# [Task description]
Show every line below where "thmx" appears.

Source material Block Start

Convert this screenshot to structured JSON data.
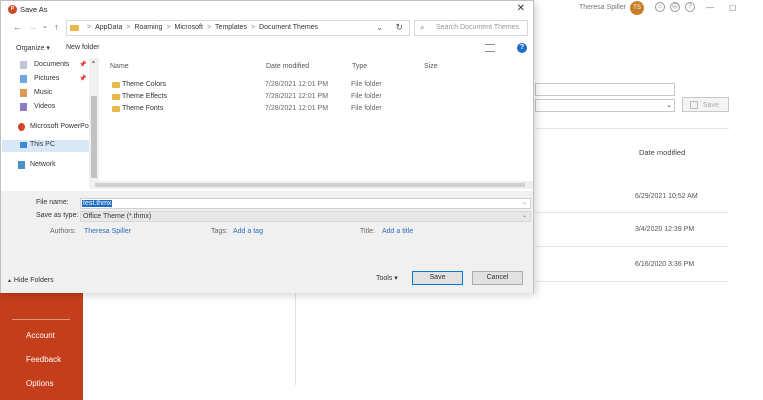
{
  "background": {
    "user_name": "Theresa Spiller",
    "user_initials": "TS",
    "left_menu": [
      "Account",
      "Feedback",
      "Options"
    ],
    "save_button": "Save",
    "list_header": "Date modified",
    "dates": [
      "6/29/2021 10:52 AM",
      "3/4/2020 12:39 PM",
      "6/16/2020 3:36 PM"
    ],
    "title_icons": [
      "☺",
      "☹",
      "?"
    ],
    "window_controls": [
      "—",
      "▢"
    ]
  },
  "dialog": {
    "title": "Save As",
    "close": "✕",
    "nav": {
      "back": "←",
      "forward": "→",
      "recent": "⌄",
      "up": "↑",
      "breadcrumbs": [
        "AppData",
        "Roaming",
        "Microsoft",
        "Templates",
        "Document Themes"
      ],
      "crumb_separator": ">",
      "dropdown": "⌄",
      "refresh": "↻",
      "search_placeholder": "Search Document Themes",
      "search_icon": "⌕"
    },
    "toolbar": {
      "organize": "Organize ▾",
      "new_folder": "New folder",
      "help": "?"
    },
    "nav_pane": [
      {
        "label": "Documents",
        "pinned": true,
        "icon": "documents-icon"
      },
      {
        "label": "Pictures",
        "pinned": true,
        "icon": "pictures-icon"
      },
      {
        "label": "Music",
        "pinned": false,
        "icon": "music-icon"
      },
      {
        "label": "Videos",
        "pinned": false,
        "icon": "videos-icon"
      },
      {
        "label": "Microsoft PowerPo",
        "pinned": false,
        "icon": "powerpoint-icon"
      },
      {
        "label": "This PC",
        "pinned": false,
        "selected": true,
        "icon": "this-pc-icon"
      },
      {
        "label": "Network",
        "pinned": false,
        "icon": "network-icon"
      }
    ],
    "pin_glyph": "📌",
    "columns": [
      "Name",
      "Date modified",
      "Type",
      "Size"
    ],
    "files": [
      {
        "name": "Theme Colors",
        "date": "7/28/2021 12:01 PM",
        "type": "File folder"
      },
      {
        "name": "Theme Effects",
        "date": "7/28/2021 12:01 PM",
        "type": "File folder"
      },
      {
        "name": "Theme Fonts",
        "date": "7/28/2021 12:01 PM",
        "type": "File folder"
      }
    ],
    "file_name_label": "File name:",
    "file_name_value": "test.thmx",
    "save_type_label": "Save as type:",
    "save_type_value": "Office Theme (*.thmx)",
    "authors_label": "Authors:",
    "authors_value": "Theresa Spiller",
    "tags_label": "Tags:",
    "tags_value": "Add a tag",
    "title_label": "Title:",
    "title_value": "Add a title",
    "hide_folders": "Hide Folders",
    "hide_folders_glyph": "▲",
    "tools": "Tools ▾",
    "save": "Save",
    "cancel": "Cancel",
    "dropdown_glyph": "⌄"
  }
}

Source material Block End

# [Solution]
    "file_name_value": "test.thmx",
    "save_type_value": "Office Theme (*.thmx)",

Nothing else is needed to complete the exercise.